Food halls are over, you say? Hold my cocktail, Shoma Bazaar answers.
The county’s newest food hall, on Northwest 41th Street in Doral, makes a different kind of proposition to South Florida diners: It wants to be destination for a night out.
Shoma does this by making this food hall more than a food court, which is what many others have devolved into, a place that tries to attract the daily, weekday lunch crowd with an approachable (often still too expensive) price point.
Shoma Bazaar doesn’t do that.
Gold chandeliers, marble counters, low-slung leather banquets and club-like Latin music come together with murals and architectural woodwork to make Shoma easily the sleekest looking food hall in South Florida. On weekend nights, there’s a DJ or live music.
It has a vibe. It has a lounging area. It has a curving, wraparound bar with backlit golden fixtures that exude a kind of style you don’t get at a quick-bite, daily food hall like Alton Food Hall, where Popeye’s is one of the options.
There’s no fast food here. And it’s not inexpensive.
With a handful of exceptions — such as an $11 personal pizza from Ash Pizza — most dishes will run in the $15-$18 range. You will pay $9 for boba tea at Poke MIA, and $30 for short rib ramen at In Ramen. But what you get in return is food that is done well, as good as you would expect at a sit-down restaurant at that price point. And you have plenty of options among 16 vendors, including decadent desserts and coffee that is roasted on site.
We tried a couple of the more interesting spots, including a pair of food hall offshoots of full-service restaurants.
Start with the sea
Opposite the sleek cocktail bar is Ella’s Oyster Bar, which started life as a full-service restaurant on Southwest Eighth Street in Little Havana.

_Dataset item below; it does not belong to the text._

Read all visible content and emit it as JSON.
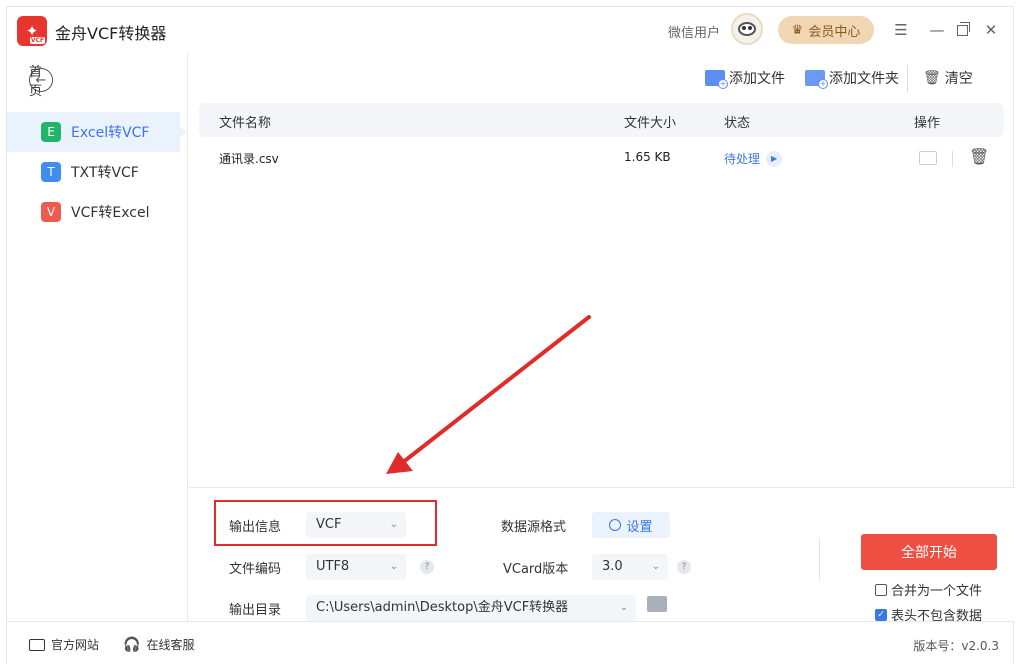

Ella’s closed during the pandemic and reappeared in Doral, reimagined with a semicircular bar that serves everything from fresh oysters of the day to a clam bake for two.
Our half dozen briny oysters came ice cold with a side of tangy mignonette. Crab croquettes were fish-finger shaped but crisp and meaty. The conch fritters were padded with batter and light on meat. But the dish to order are the roasted oysters, ours the Miami-Orleans with Old Bay and “blackening sofrito.”
Ramen to share
We lamented Miami’s trend toward $20 ramen until we came across the $30 short rib ramen at In Ramen, an offshoot of the South Miami restaurant. The bowl is generous and the noodles, hand-pulled throughout the day, are meaty in a flavorful and rich broth. The mammoth hunks of short rib are tough to eat from the end of chopsticks like a Youth Fair turkey leg. The better and more affordable choice might be the $19 mushroom ramen, though any ramen choice is easily enough to share.
The pan-Asian menu includes “Asian tapas,” which span Hong Kong-style har gow steamed dumplings to Cantonese char siu buns. Our pork belly and short rib buns, served on lotus leaf style gua bao buns, were hearty servings worth ordering again.
Cuban-ish with a side of Mexican
Long established in Little Havana, Doce Provisions is a surprise on the west side of town. So too are the Mexican influences at the Shoma variety, which differentiate it from its Cuban-American influences on 12th Street.
El Gobernador de Miami is a generous order of shrimp tacos, served inside birria-like fried shells. The masa de puerco arroz chino is a spin on Latin-style Chinese fried rice with decadent amounts of pork.
And the vaca frita tostones are a misnomer, since it is served on half-ripe plantains with a meat that is less fried, shredded beef like vaca frita should be and more of a ropa vieja. The sweet-and-savory combination goes well even if the dish is confused.
Coffee and a sweet finish
The aroma of fresh roasted coffee isn’t your imagination.
Tintto by Trubutto roasts its direct-imported, single-origin Colombian coffee onsite. The owners beg you to try it without sugar, and if you’re a coffee aficionado, you should follow their advice.
Any sweet you need can come from the sweet-not-savory pandebono, which here are stuffed with key lime custard or Nutella. Order two. You’ll be fighting over the last bite of Key lime pandebono.
If we’re back to the days of sharing plates, Shoma is the place to do it. Many of the vendors’ dishes feel designed to share space with one another at the high tops or lower tables with comfortable rattan love seats.
Who is Shoma Bazaar for? I could see it as an upscale, after-work meeting place that’s equidistant from most places in Miami-Dade County.
Do people want to have a night out at a food hall in Doral? I’m not sure. But Shoma Bazaar is betting a lot on it.
Shoma Bazaar food hall
Address: 9420 NW 41st St., Doral
Hours: 7 a.m.-10 p.m. Sunday-Wednesday; 7 a.m.-11 p.m. Thursday; 7 a.m.-midnight Friday and Saturday. Bakery/Café opens at 6:30 a.m. daily for takeout
More information: shomabazaar.com
This story was originally published July 18, 2022 6:00 AM.